• Input records:
▼

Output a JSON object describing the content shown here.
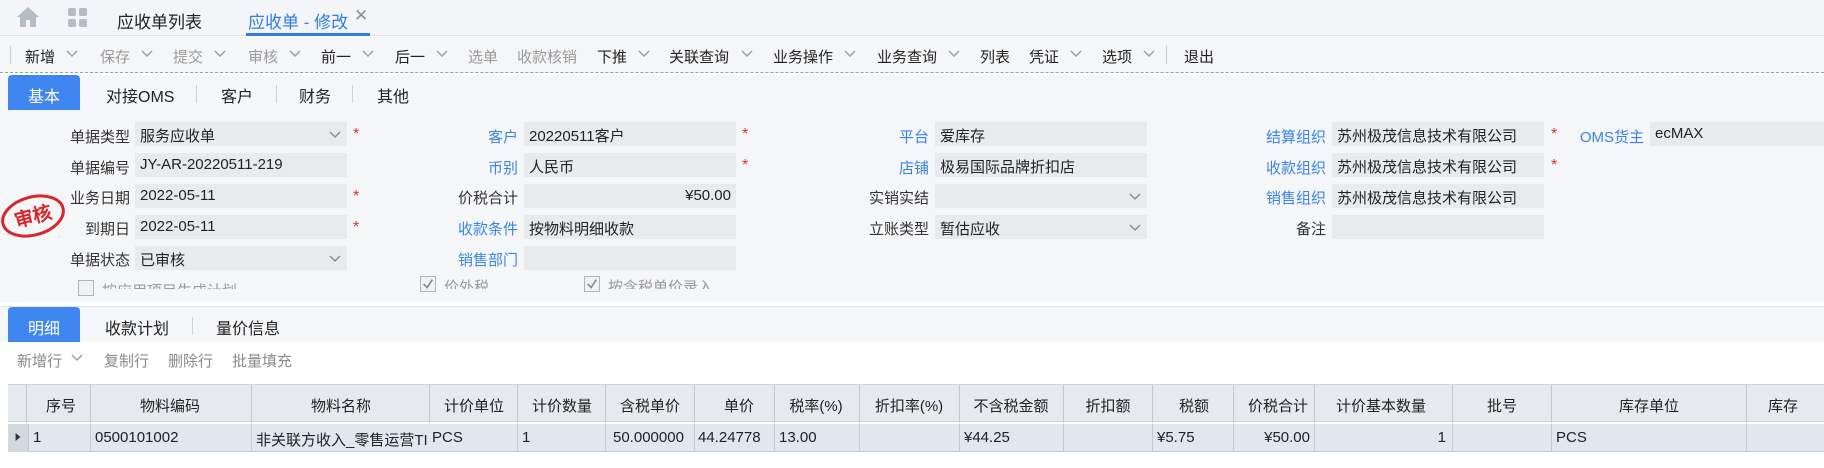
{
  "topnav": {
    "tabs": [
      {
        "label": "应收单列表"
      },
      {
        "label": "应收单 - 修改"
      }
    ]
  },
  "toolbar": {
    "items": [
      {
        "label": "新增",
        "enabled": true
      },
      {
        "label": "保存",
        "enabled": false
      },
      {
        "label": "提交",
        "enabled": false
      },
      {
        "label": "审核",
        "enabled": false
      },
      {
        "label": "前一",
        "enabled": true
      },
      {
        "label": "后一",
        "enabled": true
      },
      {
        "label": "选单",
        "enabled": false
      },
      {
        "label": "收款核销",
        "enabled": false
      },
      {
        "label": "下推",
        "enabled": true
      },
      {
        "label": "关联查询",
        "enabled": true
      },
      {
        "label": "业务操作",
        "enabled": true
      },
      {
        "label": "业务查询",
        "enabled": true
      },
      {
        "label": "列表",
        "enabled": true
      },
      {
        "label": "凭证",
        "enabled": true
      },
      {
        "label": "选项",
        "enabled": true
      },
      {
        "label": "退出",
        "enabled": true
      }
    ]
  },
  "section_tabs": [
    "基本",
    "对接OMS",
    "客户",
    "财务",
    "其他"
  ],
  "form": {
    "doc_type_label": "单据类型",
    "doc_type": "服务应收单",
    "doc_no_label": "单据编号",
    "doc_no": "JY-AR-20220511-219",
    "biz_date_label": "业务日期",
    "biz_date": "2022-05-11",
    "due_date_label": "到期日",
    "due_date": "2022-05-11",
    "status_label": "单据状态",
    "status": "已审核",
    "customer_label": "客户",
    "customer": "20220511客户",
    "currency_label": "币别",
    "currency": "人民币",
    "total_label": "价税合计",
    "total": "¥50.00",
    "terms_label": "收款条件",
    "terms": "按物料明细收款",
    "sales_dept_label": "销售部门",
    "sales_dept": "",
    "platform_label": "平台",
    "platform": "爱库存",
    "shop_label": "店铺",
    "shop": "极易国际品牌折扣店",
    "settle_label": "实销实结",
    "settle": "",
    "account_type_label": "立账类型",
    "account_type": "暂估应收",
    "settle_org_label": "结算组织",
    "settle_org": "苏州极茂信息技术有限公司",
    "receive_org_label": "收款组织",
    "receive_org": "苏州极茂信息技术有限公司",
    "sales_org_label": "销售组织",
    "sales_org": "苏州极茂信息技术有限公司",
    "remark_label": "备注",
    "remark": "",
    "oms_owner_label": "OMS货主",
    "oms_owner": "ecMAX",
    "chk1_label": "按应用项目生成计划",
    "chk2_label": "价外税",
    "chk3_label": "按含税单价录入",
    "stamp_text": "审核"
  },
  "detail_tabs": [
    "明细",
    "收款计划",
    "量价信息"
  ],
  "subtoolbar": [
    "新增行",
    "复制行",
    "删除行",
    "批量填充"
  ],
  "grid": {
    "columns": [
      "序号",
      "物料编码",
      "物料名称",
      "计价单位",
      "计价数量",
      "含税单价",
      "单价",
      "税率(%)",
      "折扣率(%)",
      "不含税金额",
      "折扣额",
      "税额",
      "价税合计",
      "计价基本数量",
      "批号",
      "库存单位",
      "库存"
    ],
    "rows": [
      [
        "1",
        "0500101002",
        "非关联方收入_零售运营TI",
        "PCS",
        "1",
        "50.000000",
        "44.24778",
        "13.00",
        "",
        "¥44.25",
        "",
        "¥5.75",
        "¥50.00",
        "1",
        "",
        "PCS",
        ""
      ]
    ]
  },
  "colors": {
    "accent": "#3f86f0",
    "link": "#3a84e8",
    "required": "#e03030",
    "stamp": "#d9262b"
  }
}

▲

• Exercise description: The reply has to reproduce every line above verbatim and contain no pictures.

• Exercise solution:
Output a JSON object describing the content shown here.
{
  "topnav": {
    "tabs": [
      {
        "label": "应收单列表"
      },
      {
        "label": "应收单 - 修改"
      }
    ]
  },
  "toolbar": {
    "items": [
      {
        "label": "新增",
        "enabled": true
      },
      {
        "label": "保存",
        "enabled": false
      },
      {
        "label": "提交",
        "enabled": false
      },
      {
        "label": "审核",
        "enabled": false
      },
      {
        "label": "前一",
        "enabled": true
      },
      {
        "label": "后一",
        "enabled": true
      },
      {
        "label": "选单",
        "enabled": false
      },
      {
        "label": "收款核销",
        "enabled": false
      },
      {
        "label": "下推",
        "enabled": true
      },
      {
        "label": "关联查询",
        "enabled": true
      },
      {
        "label": "业务操作",
        "enabled": true
      },
      {
        "label": "业务查询",
        "enabled": true
      },
      {
        "label": "列表",
        "enabled": true
      },
      {
        "label": "凭证",
        "enabled": true
      },
      {
        "label": "选项",
        "enabled": true
      },
      {
        "label": "退出",
        "enabled": true
      }
    ]
  },
  "section_tabs": [
    "基本",
    "对接OMS",
    "客户",
    "财务",
    "其他"
  ],
  "form": {
    "doc_type_label": "单据类型",
    "doc_type": "服务应收单",
    "doc_no_label": "单据编号",
    "doc_no": "JY-AR-20220511-219",
    "biz_date_label": "业务日期",
    "biz_date": "2022-05-11",
    "due_date_label": "到期日",
    "due_date": "2022-05-11",
    "status_label": "单据状态",
    "status": "已审核",
    "customer_label": "客户",
    "customer": "20220511客户",
    "currency_label": "币别",
    "currency": "人民币",
    "total_label": "价税合计",
    "total": "¥50.00",
    "terms_label": "收款条件",
    "terms": "按物料明细收款",
    "sales_dept_label": "销售部门",
    "sales_dept": "",
    "platform_label": "平台",
    "platform": "爱库存",
    "shop_label": "店铺",
    "shop": "极易国际品牌折扣店",
    "settle_label": "实销实结",
    "settle": "",
    "account_type_label": "立账类型",
    "account_type": "暂估应收",
    "settle_org_label": "结算组织",
    "settle_org": "苏州极茂信息技术有限公司",
    "receive_org_label": "收款组织",
    "receive_org": "苏州极茂信息技术有限公司",
    "sales_org_label": "销售组织",
    "sales_org": "苏州极茂信息技术有限公司",
    "remark_label": "备注",
    "remark": "",
    "oms_owner_label": "OMS货主",
    "oms_owner": "ecMAX",
    "chk1_label": "按应用项目生成计划",
    "chk2_label": "价外税",
    "chk3_label": "按含税单价录入",
    "stamp_text": "审核"
  },
  "detail_tabs": [
    "明细",
    "收款计划",
    "量价信息"
  ],
  "subtoolbar": [
    "新增行",
    "复制行",
    "删除行",
    "批量填充"
  ],
  "grid": {
    "columns": [
      "序号",
      "物料编码",
      "物料名称",
      "计价单位",
      "计价数量",
      "含税单价",
      "单价",
      "税率(%)",
      "折扣率(%)",
      "不含税金额",
      "折扣额",
      "税额",
      "价税合计",
      "计价基本数量",
      "批号",
      "库存单位",
      "库存"
    ],
    "rows": [
      [
        "1",
        "0500101002",
        "非关联方收入_零售运营TI",
        "PCS",
        "1",
        "50.000000",
        "44.24778",
        "13.00",
        "",
        "¥44.25",
        "",
        "¥5.75",
        "¥50.00",
        "1",
        "",
        "PCS",
        ""
      ]
    ]
  },
  "colors": {
    "accent": "#3f86f0",
    "link": "#3a84e8",
    "required": "#e03030",
    "stamp": "#d9262b"
  }
}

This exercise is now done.